Case Review: Daughter claims Executor Ran Trusts Improperly

A mother had died leaving a substantial amount of money, which she had inherited from her husband.

The inquirer and her 5 siblings were all equally entitled under the trusts set up in the Will, but the inquirer wanted to contest the will.

The first complaint is that proper provision has not been made for the inquirer as the mother tied all of the money up in trusts for her six children which made it difficult for the inquirer to receive any benefit.  The trusts were discretionary trusts, and the trustee had total discretion as to how much she would be given, and there was no guarantee that she would ever be given anything.

The trustee is a Bank and so far the inquirer had not received a cent from her mother’s estate despite the fact that it is now some six years since her mother died.  Her brothers and sisters have each received substantial sums from the trusts set up in the Will for them.

The first issue is whether or not the Bank has exercised its discretion properly.  There could be a claim that the Bank has not acted properly in considering the interests of all of the beneficiaries when making any decision as to whether to give any money to the beneficiaries.

The second issue is whether the trustee has also acted improperly by dividing up the estate into 12 parts, not the 6 parts that the mother had originally seemed to have intended.

The mother had 6 children and everybody assumed that the estate would be divided into 6 equal parts, but after the mother died, the Bank then divided the estate into 12 trusts, one for each of the 6 children, plus an equal share for each of the 6 grandchildren.

The inquirer does not have any children and therefore her brothers and sisters who have got children will receive  a lot more money going to their own families than to her.

The preliminary advice from the barrister is that the Bank may not have acted properly in exercising its discretion when allocating money to her or making a decision not to allocate money to her, and also when dividing up the estate into the 12 equal shares.  The inquirer may have a claim for damages.

It is 6 years since the mother died, and if the inquirer also wanted to contest the Will, it could be difficult for her to obtain the consent of the Court to making a late claim . If she was successful she might claim that her mother should have guaranteed her a definite amount, rather than leaving everything in discretionary trusts that guarantee her nothing.

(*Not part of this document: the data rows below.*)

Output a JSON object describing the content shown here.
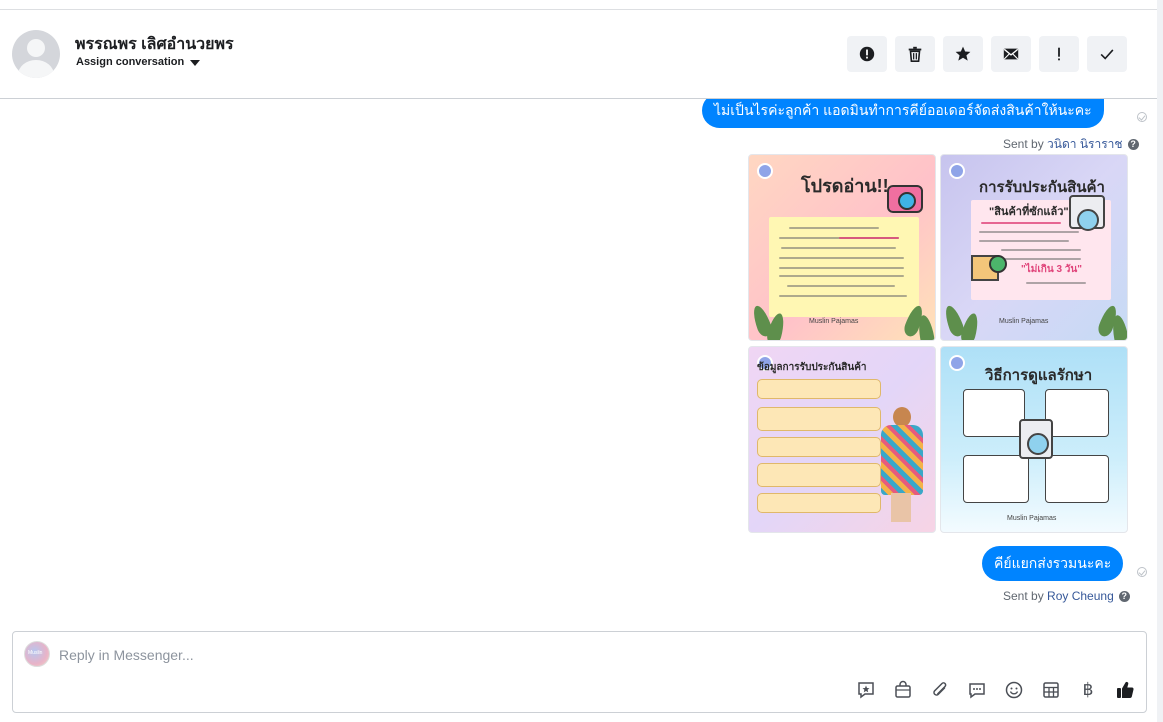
{
  "header": {
    "contact_name": "พรรณพร เลิศอำนวยพร",
    "assign_label": "Assign conversation",
    "actions": [
      {
        "name": "mark-spam-button",
        "icon": "exclamation-circle-icon"
      },
      {
        "name": "delete-button",
        "icon": "trash-icon"
      },
      {
        "name": "star-button",
        "icon": "star-icon"
      },
      {
        "name": "mark-unread-button",
        "icon": "envelope-icon"
      },
      {
        "name": "follow-up-button",
        "icon": "exclamation-icon"
      },
      {
        "name": "mark-done-button",
        "icon": "check-icon"
      }
    ]
  },
  "conversation": {
    "message_1": {
      "text": "ไม่เป็นไรค่ะลูกค้า แอดมินทำการคีย์ออเดอร์จัดส่งสินค้าให้นะคะ",
      "sent_by_prefix": "Sent by",
      "sender": "วนิดา นิราราช"
    },
    "images": {
      "tile_1": {
        "title": "โปรดอ่าน!!",
        "brand": "Muslin Pajamas"
      },
      "tile_2": {
        "title": "การรับประกันสินค้า",
        "subtitle": "\"สินค้าที่ซักแล้ว\"",
        "highlight": "\"ไม่เกิน 3 วัน\"",
        "brand": "Muslin Pajamas"
      },
      "tile_3": {
        "title": "ข้อมูลการรับประกันสินค้า"
      },
      "tile_4": {
        "title": "วิธีการดูแลรักษา",
        "brand": "Muslin Pajamas"
      }
    },
    "message_2": {
      "text": "คีย์แยกส่งรวมนะคะ",
      "sent_by_prefix": "Sent by",
      "sender": "Roy Cheung"
    }
  },
  "composer": {
    "placeholder": "Reply in Messenger...",
    "page_avatar_text": "Muslin",
    "tools": [
      "saved-reply-icon",
      "shop-bag-icon",
      "paperclip-icon",
      "chat-bubble-icon",
      "emoji-icon",
      "table-icon",
      "baht-icon",
      "thumbs-up-icon"
    ],
    "currency_symbol": "฿"
  }
}
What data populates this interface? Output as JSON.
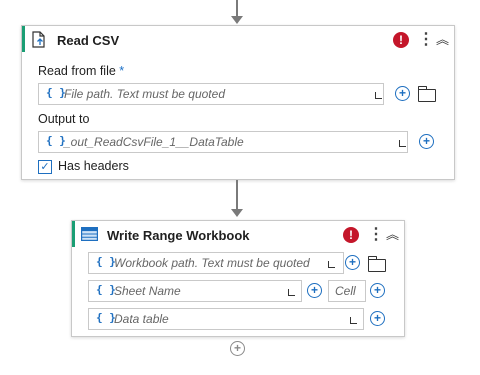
{
  "read_csv": {
    "title": "Read CSV",
    "read_from_file_label": "Read from file",
    "required_marker": "*",
    "file_path_placeholder": "File path. Text must be quoted",
    "output_label": "Output to",
    "output_value": "_out_ReadCsvFile_1__DataTable",
    "has_headers_label": "Has headers",
    "has_headers_checked": true
  },
  "write_range": {
    "title": "Write Range Workbook",
    "workbook_placeholder": "Workbook path. Text must be quoted",
    "sheet_placeholder": "Sheet Name",
    "cell_placeholder": "Cell",
    "data_table_placeholder": "Data table"
  },
  "icons": {
    "error": "!",
    "kebab": "⋮",
    "collapse": "︽",
    "brace": "{ }",
    "plus": "+",
    "check": "✓",
    "add_activity": "+"
  },
  "colors": {
    "accent": "#1a9e74",
    "error": "#c4162a",
    "link_blue": "#1e6fc0"
  }
}
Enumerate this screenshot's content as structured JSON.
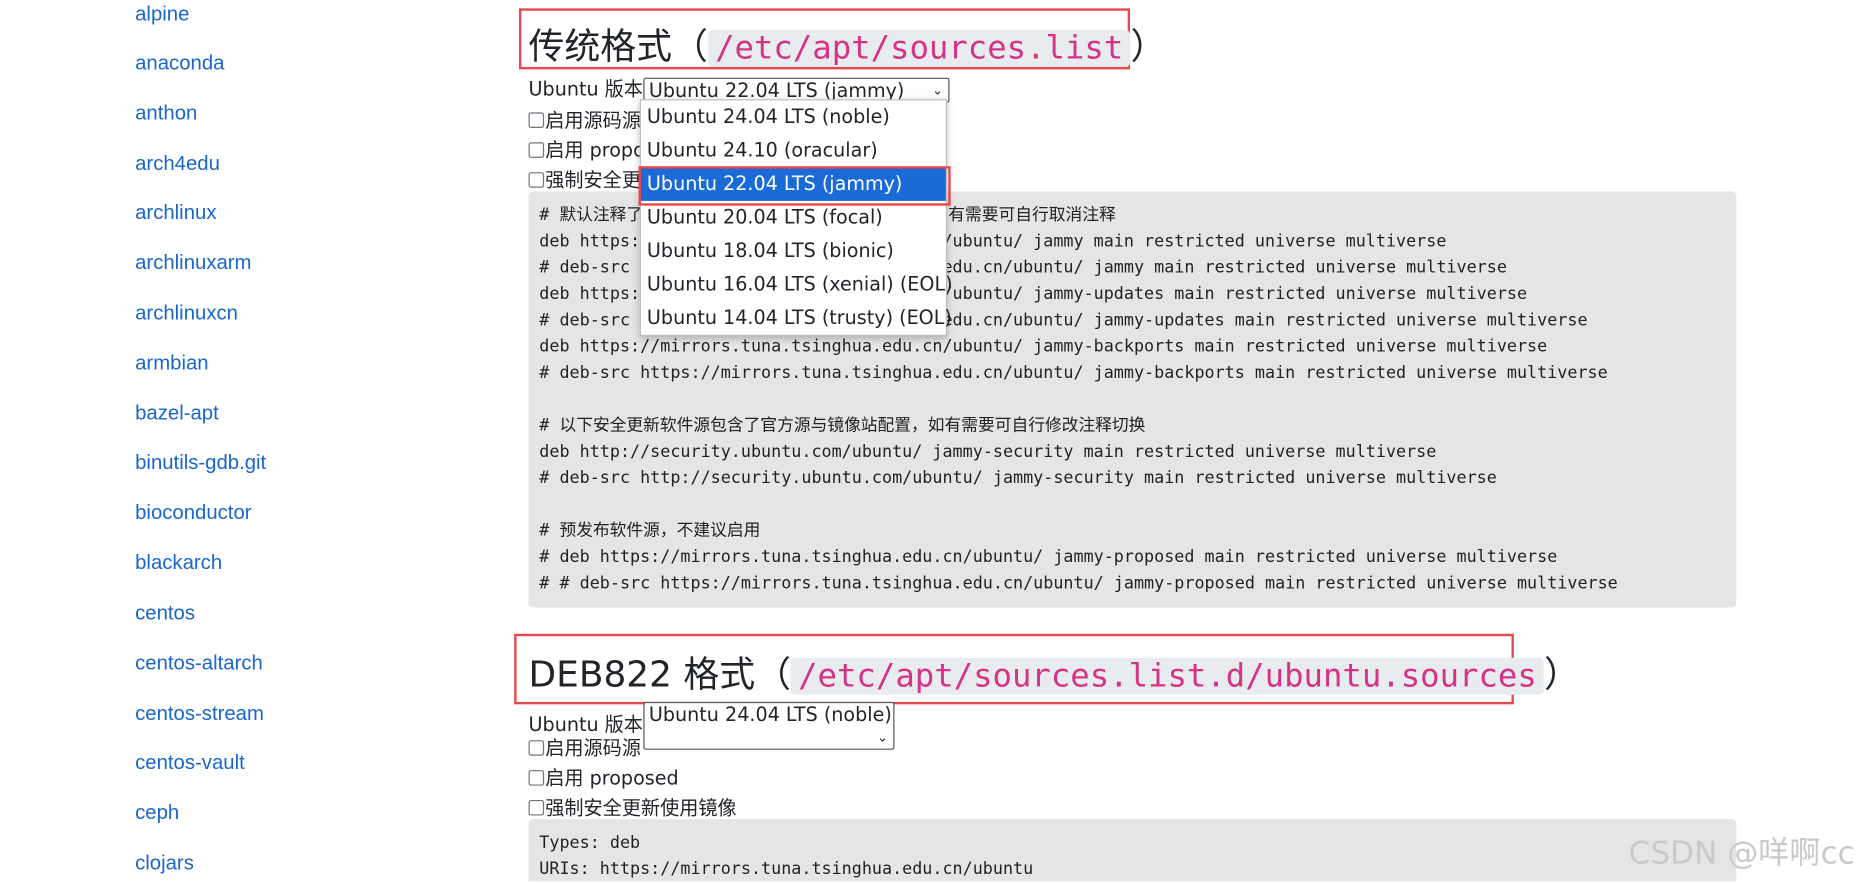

Case Review: Step-daughter cannot establish dependency

This is an enquiry  by a disappointed step-daughter against the estate of her step-father who died leaving a Will which left virtually everything to his natural daughter.

The query was raised within the required time limits, and the inquirer wanted to know whether she could claim, as her step-father had promised her a substantial lump sum on his death.

She did not have a claim as there was no dependency upon the step-father; the step-daughter having lived separately from him for many years.

Case Review: Step-daughter who was treated like a daughter cannot claim from step-mother’s estate

The inquirer is an adult woman who was brought up by her step-mother who has recently died.

The inquirer finds that she is not provided for under the Will.

In Western Australia it is possible for step-children to claim against their step-parent’s estate, if they were able to show that their natural parent left to the step-parent an amount in excess of a sum specified by law, when the natural parent died, prior to the step-parent dying.  The specified sum varies from time to time but it is currently in excess of $400,000.

In this case, her natural father had died 25 years ago but the problem is that the value of the assets that he held at that date are well below the current limit and therefore the inquirer cannot claim.

Had the father recently died, when the value of the estate that he owned was much higher, the inquirer may have been able to claim.

Simply speaking, in this case the inquirer fails to qualify to bring a claim against the step-parent’s estate under Western Australian legislation.